What is needed ▸
Could you copy out every line of the data where the word "Trend" occurs?
- - - - - - -
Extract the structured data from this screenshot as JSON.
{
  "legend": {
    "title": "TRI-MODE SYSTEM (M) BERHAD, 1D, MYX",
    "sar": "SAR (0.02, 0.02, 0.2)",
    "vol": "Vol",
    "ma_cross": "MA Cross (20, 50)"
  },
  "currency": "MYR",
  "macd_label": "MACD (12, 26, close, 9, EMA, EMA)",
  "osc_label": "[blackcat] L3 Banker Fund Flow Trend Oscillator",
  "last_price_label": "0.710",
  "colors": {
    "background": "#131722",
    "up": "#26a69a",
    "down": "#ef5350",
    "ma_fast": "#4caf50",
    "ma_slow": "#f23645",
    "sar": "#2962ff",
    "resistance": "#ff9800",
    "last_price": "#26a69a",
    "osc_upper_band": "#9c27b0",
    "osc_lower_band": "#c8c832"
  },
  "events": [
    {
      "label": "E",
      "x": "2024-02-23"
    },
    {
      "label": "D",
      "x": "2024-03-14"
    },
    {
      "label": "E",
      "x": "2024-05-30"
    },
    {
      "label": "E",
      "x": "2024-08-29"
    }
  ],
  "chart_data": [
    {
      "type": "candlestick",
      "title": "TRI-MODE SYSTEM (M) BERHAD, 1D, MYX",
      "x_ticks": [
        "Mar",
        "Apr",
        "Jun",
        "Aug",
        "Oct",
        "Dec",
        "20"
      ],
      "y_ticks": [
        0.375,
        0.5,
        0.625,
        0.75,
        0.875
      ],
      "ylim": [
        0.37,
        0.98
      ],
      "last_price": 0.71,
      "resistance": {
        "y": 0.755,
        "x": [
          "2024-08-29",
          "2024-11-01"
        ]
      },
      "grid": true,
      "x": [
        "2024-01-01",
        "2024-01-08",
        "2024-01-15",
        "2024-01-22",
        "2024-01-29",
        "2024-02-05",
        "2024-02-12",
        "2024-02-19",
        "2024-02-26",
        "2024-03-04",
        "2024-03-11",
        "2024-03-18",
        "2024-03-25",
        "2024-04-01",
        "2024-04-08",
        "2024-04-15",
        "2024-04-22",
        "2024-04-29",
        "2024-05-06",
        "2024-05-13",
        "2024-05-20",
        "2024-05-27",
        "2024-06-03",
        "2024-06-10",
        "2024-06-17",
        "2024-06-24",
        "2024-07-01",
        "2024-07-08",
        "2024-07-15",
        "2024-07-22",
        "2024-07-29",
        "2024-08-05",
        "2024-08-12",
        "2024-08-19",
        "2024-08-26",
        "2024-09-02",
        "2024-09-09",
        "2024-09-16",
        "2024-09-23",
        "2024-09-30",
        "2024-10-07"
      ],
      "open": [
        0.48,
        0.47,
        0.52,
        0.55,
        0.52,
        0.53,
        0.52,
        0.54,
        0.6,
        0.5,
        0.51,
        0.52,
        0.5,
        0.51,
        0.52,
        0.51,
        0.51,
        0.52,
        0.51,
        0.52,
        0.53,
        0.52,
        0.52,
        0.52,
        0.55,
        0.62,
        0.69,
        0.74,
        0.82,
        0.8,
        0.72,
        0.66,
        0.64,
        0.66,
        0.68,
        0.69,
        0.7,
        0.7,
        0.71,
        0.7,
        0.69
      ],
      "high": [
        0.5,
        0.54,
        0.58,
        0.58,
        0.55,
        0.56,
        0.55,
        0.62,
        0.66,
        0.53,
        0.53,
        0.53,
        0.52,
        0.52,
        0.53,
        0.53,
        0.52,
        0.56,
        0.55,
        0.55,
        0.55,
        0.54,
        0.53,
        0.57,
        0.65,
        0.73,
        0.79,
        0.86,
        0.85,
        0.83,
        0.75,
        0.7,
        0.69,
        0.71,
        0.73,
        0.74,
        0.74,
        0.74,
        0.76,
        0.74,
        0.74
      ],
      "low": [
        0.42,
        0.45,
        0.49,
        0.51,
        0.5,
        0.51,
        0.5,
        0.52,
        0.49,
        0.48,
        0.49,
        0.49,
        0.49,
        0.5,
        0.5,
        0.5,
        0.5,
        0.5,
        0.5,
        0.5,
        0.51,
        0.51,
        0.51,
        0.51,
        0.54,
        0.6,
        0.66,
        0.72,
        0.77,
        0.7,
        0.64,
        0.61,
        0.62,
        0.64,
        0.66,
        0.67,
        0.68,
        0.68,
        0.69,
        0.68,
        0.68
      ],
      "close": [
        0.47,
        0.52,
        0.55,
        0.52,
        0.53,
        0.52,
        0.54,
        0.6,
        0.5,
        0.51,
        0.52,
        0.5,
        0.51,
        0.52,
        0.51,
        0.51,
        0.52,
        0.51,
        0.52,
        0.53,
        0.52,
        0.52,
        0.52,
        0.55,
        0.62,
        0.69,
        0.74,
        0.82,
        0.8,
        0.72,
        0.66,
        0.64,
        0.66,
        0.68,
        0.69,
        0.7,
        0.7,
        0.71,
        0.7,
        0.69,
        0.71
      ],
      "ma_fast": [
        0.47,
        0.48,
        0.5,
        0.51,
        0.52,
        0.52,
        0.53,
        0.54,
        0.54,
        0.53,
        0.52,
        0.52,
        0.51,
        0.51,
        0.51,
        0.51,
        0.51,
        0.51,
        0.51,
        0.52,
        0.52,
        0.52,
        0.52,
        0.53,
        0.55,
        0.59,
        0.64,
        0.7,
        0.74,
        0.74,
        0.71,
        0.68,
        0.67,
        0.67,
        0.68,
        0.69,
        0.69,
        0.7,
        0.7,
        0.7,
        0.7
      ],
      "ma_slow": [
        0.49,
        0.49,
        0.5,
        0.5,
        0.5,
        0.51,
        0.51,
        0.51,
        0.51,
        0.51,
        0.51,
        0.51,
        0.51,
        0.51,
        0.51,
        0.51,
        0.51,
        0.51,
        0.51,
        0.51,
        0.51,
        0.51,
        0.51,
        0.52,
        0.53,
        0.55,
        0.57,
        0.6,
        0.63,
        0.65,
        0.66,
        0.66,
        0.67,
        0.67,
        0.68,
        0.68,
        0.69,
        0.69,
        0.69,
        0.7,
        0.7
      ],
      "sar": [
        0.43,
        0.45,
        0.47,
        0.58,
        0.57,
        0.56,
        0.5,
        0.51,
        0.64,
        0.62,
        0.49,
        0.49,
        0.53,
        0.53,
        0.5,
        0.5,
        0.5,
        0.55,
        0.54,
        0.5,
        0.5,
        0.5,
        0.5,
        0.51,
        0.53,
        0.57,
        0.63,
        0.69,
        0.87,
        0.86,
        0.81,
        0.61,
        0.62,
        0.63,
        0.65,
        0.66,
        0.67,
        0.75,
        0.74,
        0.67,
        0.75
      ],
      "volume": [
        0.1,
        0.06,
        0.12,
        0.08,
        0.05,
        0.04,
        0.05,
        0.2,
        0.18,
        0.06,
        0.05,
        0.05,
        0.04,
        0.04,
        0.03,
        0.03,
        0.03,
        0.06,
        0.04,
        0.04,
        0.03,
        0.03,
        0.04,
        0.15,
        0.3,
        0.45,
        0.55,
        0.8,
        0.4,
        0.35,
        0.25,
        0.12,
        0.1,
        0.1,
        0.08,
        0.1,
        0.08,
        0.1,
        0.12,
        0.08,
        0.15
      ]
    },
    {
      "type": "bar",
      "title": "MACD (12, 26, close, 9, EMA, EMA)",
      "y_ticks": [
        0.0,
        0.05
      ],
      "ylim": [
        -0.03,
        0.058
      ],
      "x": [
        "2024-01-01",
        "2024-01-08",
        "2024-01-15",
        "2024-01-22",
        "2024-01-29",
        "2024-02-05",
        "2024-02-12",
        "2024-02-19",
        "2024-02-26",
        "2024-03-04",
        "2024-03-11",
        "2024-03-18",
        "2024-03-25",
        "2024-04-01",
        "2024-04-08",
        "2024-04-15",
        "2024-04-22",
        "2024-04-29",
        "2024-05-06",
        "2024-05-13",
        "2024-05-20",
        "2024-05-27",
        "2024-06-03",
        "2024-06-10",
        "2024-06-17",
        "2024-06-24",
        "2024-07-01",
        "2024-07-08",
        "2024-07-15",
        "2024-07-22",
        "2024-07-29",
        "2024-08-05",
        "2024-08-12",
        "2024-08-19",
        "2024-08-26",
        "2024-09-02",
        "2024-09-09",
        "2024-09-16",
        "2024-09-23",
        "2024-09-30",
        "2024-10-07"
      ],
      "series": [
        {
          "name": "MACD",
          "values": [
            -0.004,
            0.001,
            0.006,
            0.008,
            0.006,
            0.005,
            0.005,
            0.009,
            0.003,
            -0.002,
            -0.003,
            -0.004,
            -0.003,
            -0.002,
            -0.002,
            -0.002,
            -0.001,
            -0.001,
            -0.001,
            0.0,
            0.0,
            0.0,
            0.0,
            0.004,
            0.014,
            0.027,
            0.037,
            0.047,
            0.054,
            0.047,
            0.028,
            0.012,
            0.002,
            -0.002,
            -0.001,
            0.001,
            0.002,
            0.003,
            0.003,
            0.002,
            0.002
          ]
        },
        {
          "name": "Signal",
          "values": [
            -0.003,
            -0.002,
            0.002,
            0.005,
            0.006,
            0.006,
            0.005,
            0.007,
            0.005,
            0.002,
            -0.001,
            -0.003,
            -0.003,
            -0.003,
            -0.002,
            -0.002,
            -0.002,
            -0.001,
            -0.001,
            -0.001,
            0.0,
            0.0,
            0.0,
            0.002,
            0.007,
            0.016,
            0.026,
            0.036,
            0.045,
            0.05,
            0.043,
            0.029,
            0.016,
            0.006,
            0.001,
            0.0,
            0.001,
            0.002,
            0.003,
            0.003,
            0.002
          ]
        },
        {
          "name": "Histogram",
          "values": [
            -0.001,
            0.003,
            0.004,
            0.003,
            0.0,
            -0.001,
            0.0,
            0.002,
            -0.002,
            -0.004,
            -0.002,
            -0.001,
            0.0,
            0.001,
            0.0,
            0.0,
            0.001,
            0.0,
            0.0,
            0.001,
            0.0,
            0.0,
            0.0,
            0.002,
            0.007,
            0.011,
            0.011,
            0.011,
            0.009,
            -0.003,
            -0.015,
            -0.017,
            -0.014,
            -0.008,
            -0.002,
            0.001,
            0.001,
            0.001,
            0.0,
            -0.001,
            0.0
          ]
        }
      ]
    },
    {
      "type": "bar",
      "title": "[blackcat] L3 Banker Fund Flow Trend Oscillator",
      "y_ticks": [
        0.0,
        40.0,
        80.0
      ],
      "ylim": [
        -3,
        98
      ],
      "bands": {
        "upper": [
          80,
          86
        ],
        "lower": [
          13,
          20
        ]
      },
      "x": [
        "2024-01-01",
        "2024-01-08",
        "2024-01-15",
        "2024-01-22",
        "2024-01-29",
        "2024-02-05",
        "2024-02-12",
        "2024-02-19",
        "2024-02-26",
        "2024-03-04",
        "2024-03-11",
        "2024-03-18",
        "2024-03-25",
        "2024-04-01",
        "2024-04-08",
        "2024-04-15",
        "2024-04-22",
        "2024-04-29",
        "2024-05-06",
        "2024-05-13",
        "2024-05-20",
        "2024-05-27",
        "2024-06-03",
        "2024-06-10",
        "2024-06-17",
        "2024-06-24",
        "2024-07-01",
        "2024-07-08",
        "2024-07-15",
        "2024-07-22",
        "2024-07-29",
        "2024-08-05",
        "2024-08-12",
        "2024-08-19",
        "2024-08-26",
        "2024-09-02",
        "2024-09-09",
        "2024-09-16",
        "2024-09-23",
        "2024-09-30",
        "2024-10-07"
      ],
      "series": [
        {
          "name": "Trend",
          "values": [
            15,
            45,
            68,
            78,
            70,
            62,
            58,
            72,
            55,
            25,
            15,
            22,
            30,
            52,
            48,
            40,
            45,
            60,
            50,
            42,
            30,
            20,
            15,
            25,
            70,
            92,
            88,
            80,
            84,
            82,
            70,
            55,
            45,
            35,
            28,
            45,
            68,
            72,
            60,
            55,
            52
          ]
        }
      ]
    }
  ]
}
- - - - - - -
Solution for this exercise ▸
  "osc_label": "[blackcat] L3 Banker Fund Flow Trend Oscillator",
      "title": "[blackcat] L3 Banker Fund Flow Trend Oscillator",
          "name": "Trend",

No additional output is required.